Theatrical release poster
|Directed by||Neil LaBute|
|Produced by||Barry Levinson
|Written by||David Henry Hwang
|Based on||Possession: A Romance by A. S. Byatt|
|Music by||Gabriel Yared|
|Editing by||Claire Simpson|
|Distributed by||Focus Features
Warner Bros. Pictures
|Release dates||August 16, 2002 (Limited)
August 30, 2002
|Running time||102 minutes|
Possession is a 2002 American/British romantic/mystery drama film written and directed by Neil LaBute, starring Gwyneth Paltrow and Aaron Eckhart. It was based on the 1990 novel of the same name by British author A. S. Byatt, who won the Booker Prize for it that year.
The literary scholars, American Roland Mitchell (Aaron Eckhart) and British Maud Bailey (Gwyneth Paltrow), search for the lost correspondence of Victorian era poets Randolph Henry Ash (Jeremy Northam) and Christabel LaMotte (Jennifer Ehle). Academics have long believed that the traditional and conservative Ash and the freethinking lesbian LaMotte were social enemies, but Mitchell and Bailey have independently discovered evidence that they were secretly lovers. When rival scholars become aware of their efforts, a race is on to unearth and publish the truth.

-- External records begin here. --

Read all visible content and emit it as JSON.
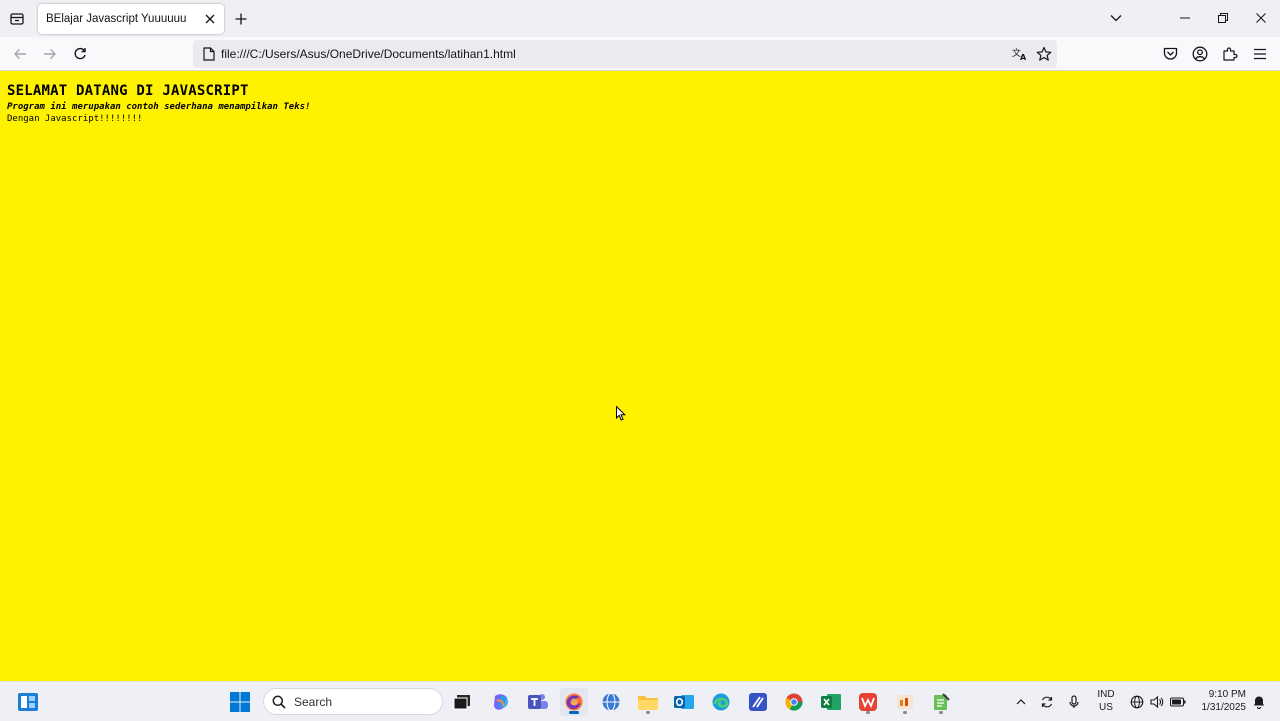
{
  "browser": {
    "tab_title": "BElajar Javascript Yuuuuuu",
    "url": "file:///C:/Users/Asus/OneDrive/Documents/latihan1.html"
  },
  "page": {
    "heading": "SELAMAT DATANG DI JAVASCRIPT",
    "line1": "Program ini merupakan contoh sederhana menampilkan Teks!",
    "line2": "Dengan Javascript!!!!!!!!",
    "background_color": "#fff200"
  },
  "taskbar": {
    "search_placeholder": "Search",
    "language": [
      "IND",
      "US"
    ],
    "time": "9:10 PM",
    "date": "1/31/2025"
  },
  "colors": {
    "accent": "#0067c0",
    "page_bg": "#fff200"
  }
}
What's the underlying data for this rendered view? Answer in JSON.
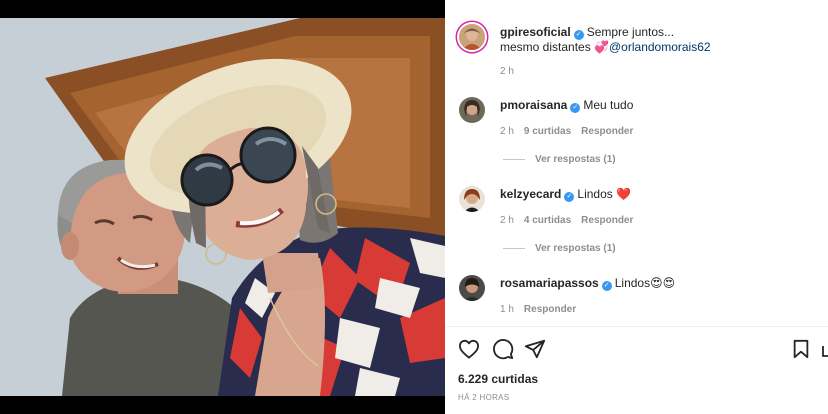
{
  "caption": {
    "username": "gpiresoficial",
    "line1": "Sempre juntos...",
    "line2_prefix": "mesmo distantes ",
    "emoji": "💞",
    "mention": "@orlandomorais62",
    "time": "2 h"
  },
  "comments": [
    {
      "username": "pmoraisana",
      "text": "Meu tudo",
      "time": "2 h",
      "likes": "9 curtidas",
      "reply": "Responder",
      "view_replies": "Ver respostas (1)"
    },
    {
      "username": "kelzyecard",
      "text": "Lindos ❤️",
      "time": "2 h",
      "likes": "4 curtidas",
      "reply": "Responder",
      "view_replies": "Ver respostas (1)"
    },
    {
      "username": "rosamariapassos",
      "text": "Lindos😍😍",
      "time": "1 h",
      "reply": "Responder"
    }
  ],
  "actions": {
    "like_icon": "heart-icon",
    "comment_icon": "comment-icon",
    "share_icon": "send-icon",
    "save_icon": "bookmark-icon"
  },
  "stats": {
    "likes": "6.229 curtidas",
    "posted": "HÁ 2 HORAS"
  },
  "colors": {
    "verified": "#3897f0",
    "link": "#00376b",
    "muted": "#8e8e8e",
    "story_ring": "#d6249f"
  }
}
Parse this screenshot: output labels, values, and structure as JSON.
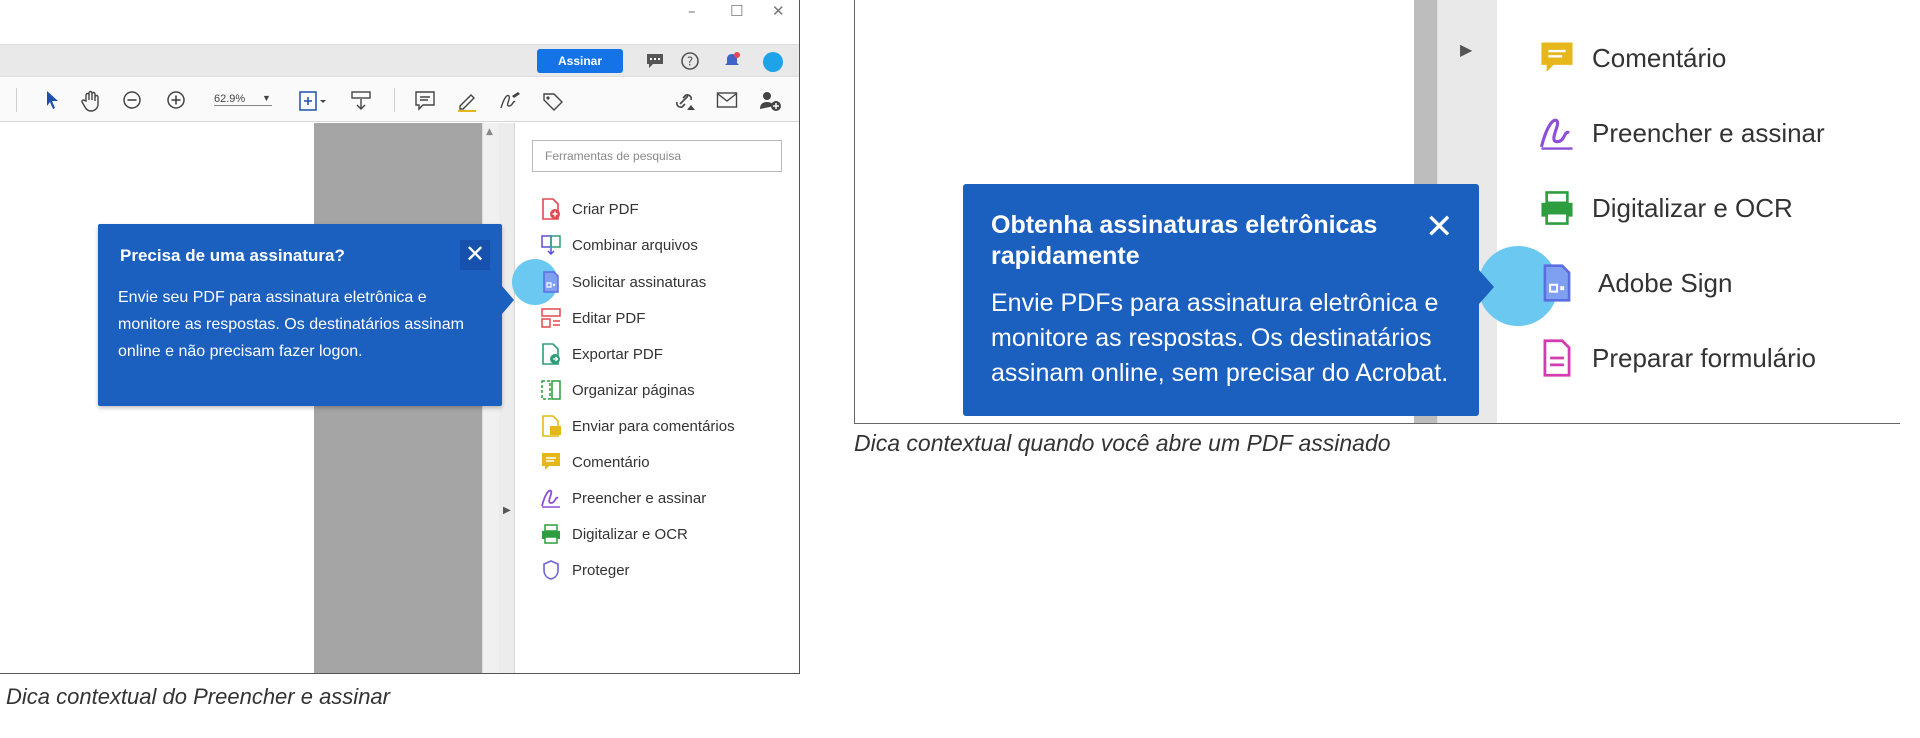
{
  "left_screenshot": {
    "window_controls": {
      "minimize": "–",
      "maximize": "☐",
      "close": "✕"
    },
    "header": {
      "sign_button": "Assinar"
    },
    "toolbar": {
      "zoom_value": "62.9%"
    },
    "tools_panel": {
      "search_placeholder": "Ferramentas de pesquisa",
      "items": [
        {
          "label": "Criar PDF",
          "icon": "create-pdf-icon",
          "color": "#e34850"
        },
        {
          "label": "Combinar arquivos",
          "icon": "combine-files-icon",
          "color": "#5a4dd6"
        },
        {
          "label": "Solicitar assinaturas",
          "icon": "request-signatures-icon",
          "color": "#5b6ee1"
        },
        {
          "label": "Editar PDF",
          "icon": "edit-pdf-icon",
          "color": "#e34850"
        },
        {
          "label": "Exportar PDF",
          "icon": "export-pdf-icon",
          "color": "#2d9d78"
        },
        {
          "label": "Organizar páginas",
          "icon": "organize-pages-icon",
          "color": "#2d9d3f"
        },
        {
          "label": "Enviar para comentários",
          "icon": "send-for-comments-icon",
          "color": "#e6b71a"
        },
        {
          "label": "Comentário",
          "icon": "comment-icon",
          "color": "#e6b71a"
        },
        {
          "label": "Preencher e assinar",
          "icon": "fill-sign-icon",
          "color": "#8c4fd6"
        },
        {
          "label": "Digitalizar e OCR",
          "icon": "scan-ocr-icon",
          "color": "#2d9d3f"
        },
        {
          "label": "Proteger",
          "icon": "protect-icon",
          "color": "#6b63d9"
        }
      ]
    },
    "tooltip": {
      "title": "Precisa de uma assinatura?",
      "close": "✕",
      "body": "Envie seu PDF para assinatura eletrônica e monitore as respostas. Os destinatários assinam online e não precisam fazer logon."
    },
    "caption": "Dica contextual do Preencher e assinar"
  },
  "right_screenshot": {
    "tools_panel": {
      "items": [
        {
          "label": "Comentário",
          "icon": "comment-icon",
          "color": "#e6b71a"
        },
        {
          "label": "Preencher e assinar",
          "icon": "fill-sign-icon",
          "color": "#8c4fd6"
        },
        {
          "label": "Digitalizar e OCR",
          "icon": "scan-ocr-icon",
          "color": "#2d9d3f"
        },
        {
          "label": "Adobe Sign",
          "icon": "adobe-sign-icon",
          "color": "#5b6ee1"
        },
        {
          "label": "Preparar formulário",
          "icon": "prepare-form-icon",
          "color": "#d63ab0"
        }
      ]
    },
    "tooltip": {
      "title": "Obtenha assinaturas eletrônicas rapidamente",
      "close": "✕",
      "body": "Envie PDFs para assinatura eletrônica e monitore as respostas. Os destinatários assinam online, sem precisar do Acrobat."
    },
    "caption": "Dica contextual quando você abre um PDF assinado"
  },
  "colors": {
    "accent": "#1473e6",
    "tooltip_bg": "#1b5fbf",
    "halo": "#6bc8f0"
  }
}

- Aaron Eckhart as Roland Michell
- Gwyneth Paltrow as Maud Bailey
- Jeremy Northam as Randolph Henry Ash
- Jennifer Ehle as Christabel LaMotte

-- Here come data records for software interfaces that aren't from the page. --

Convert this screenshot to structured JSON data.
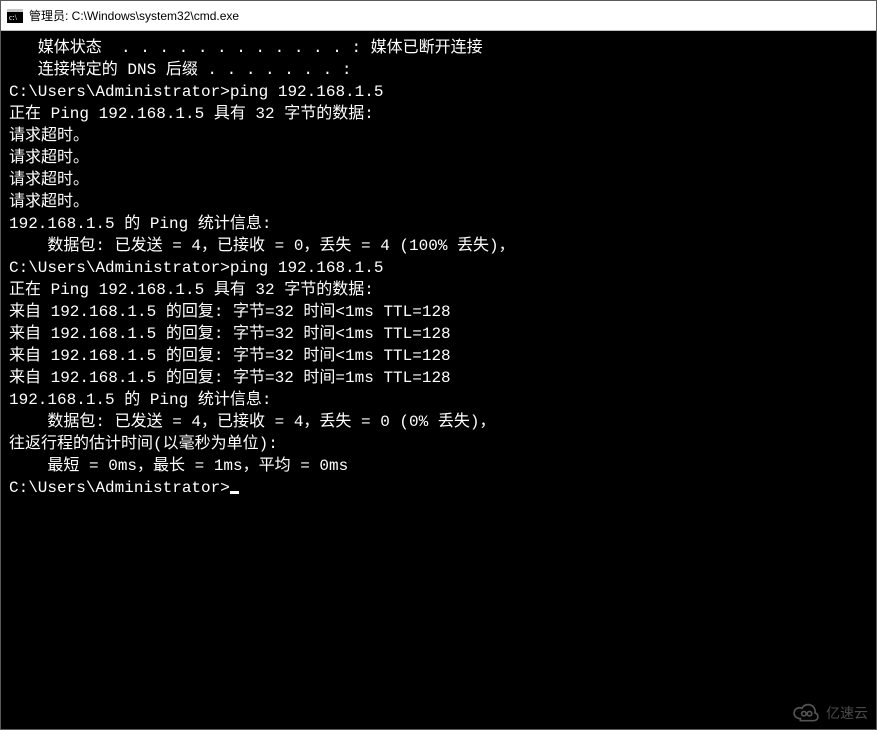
{
  "window": {
    "title": "管理员: C:\\Windows\\system32\\cmd.exe",
    "icon_name": "cmd-icon"
  },
  "watermark": {
    "text": "亿速云"
  },
  "terminal": {
    "prompt": "C:\\Users\\Administrator>",
    "lines": [
      "",
      "   媒体状态  . . . . . . . . . . . . : 媒体已断开连接",
      "   连接特定的 DNS 后缀 . . . . . . . :",
      "",
      "C:\\Users\\Administrator>ping 192.168.1.5",
      "",
      "正在 Ping 192.168.1.5 具有 32 字节的数据:",
      "请求超时。",
      "请求超时。",
      "请求超时。",
      "请求超时。",
      "",
      "192.168.1.5 的 Ping 统计信息:",
      "    数据包: 已发送 = 4，已接收 = 0，丢失 = 4 (100% 丢失)，",
      "",
      "C:\\Users\\Administrator>ping 192.168.1.5",
      "",
      "正在 Ping 192.168.1.5 具有 32 字节的数据:",
      "来自 192.168.1.5 的回复: 字节=32 时间<1ms TTL=128",
      "来自 192.168.1.5 的回复: 字节=32 时间<1ms TTL=128",
      "来自 192.168.1.5 的回复: 字节=32 时间<1ms TTL=128",
      "来自 192.168.1.5 的回复: 字节=32 时间=1ms TTL=128",
      "",
      "192.168.1.5 的 Ping 统计信息:",
      "    数据包: 已发送 = 4，已接收 = 4，丢失 = 0 (0% 丢失)，",
      "往返行程的估计时间(以毫秒为单位):",
      "    最短 = 0ms，最长 = 1ms，平均 = 0ms",
      "",
      "C:\\Users\\Administrator>"
    ],
    "cursor_on_last": true
  }
}
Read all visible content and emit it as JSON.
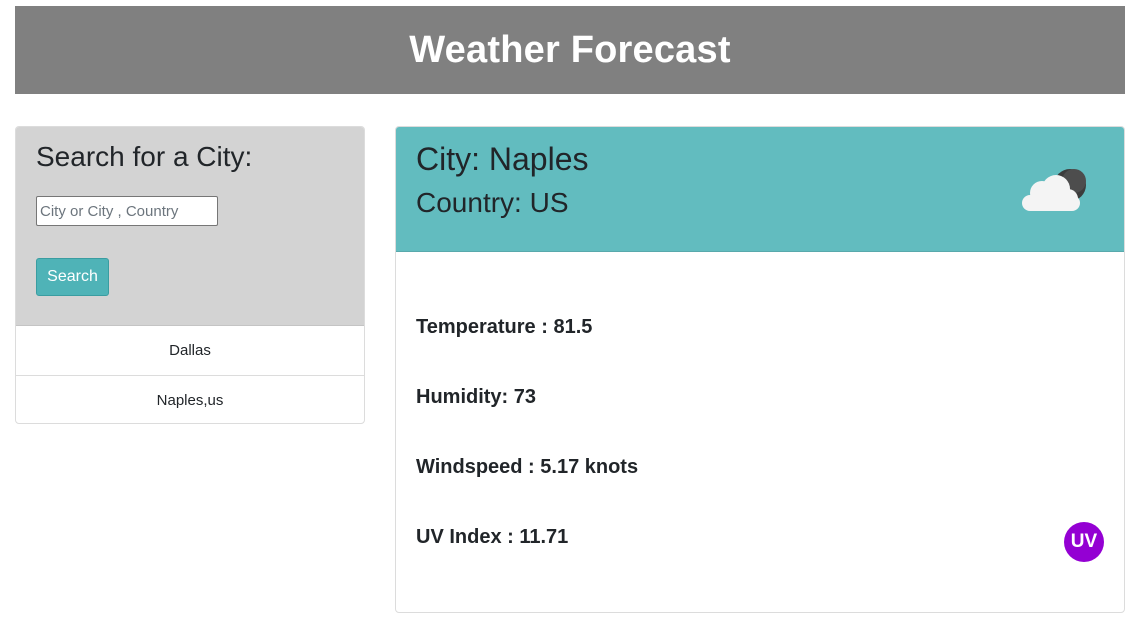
{
  "header": {
    "title": "Weather Forecast"
  },
  "search": {
    "title": "Search for a City:",
    "placeholder": "City or City , Country",
    "value": "",
    "button_label": "Search",
    "history": [
      "Dallas",
      "Naples,us"
    ]
  },
  "forecast": {
    "city_line": "City: Naples",
    "country_line": "Country: US",
    "weather_icon": "partly-cloudy-night-icon",
    "temperature_line": "Temperature : 81.5",
    "humidity_line": "Humidity: 73",
    "windspeed_line": "Windspeed : 5.17 knots",
    "uv_line": "UV Index : 11.71",
    "uv_badge_label": "UV",
    "uv_badge_color": "#9400d3"
  },
  "colors": {
    "header_bg": "#808080",
    "search_panel_bg": "#d3d3d3",
    "search_button_bg": "#4fb3b7",
    "forecast_header_bg": "#62bcbf"
  }
}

- Lena Headey as Blanche Glover
- Holly Aird as Ellen Ash
- Toby Stephens as Fergus Wolfe
- Tom Hollander as Euan
Three early drafts of the film's screenplay were written by American playwright David Henry Hwang in the 1990s, but the project languished in pre-production for years (with directors such as Sydney Pollack and Gillian Armstrong working on the film and eventually giving up) before LaBute came aboard. LaBute made drastic changes to the story, based partially on notes that original author Byatt had made on earlier drafts of the screenplay, as she recognized that Roland had to "exist on screen" in a different way than he did in the book.
"What she basically said was, 'This is Roland on the page; you must make him different in a film!' She got that Roland needed more drive. Just seeing those notes kind of gave me the keys to the kingdom. And so in the film, Roland keeps making these wild, imaginative leaps about the poets' lives, and Maud's both charmed and appalled."
LaBute changed Roland's nationality from British to American, and made him more brash and active. He denied that this was "shameless pandering to the audience....in part, it was [just] more comfortable for me to write Roland that way."
The film has been released on DVD with subtitles and captions.
- Daniel Zalewski (18 August 2002). "FILM; Can Bookish Be Sexy? Yeah, Says Neil LaBute". The New York Times'. Retrieved 2008-03-25.
- "News Summary: Berry Sorry". by Sandra P. Angulo, Entertainment Weekly. 2000-05-11. Retrieved 2007-03-06.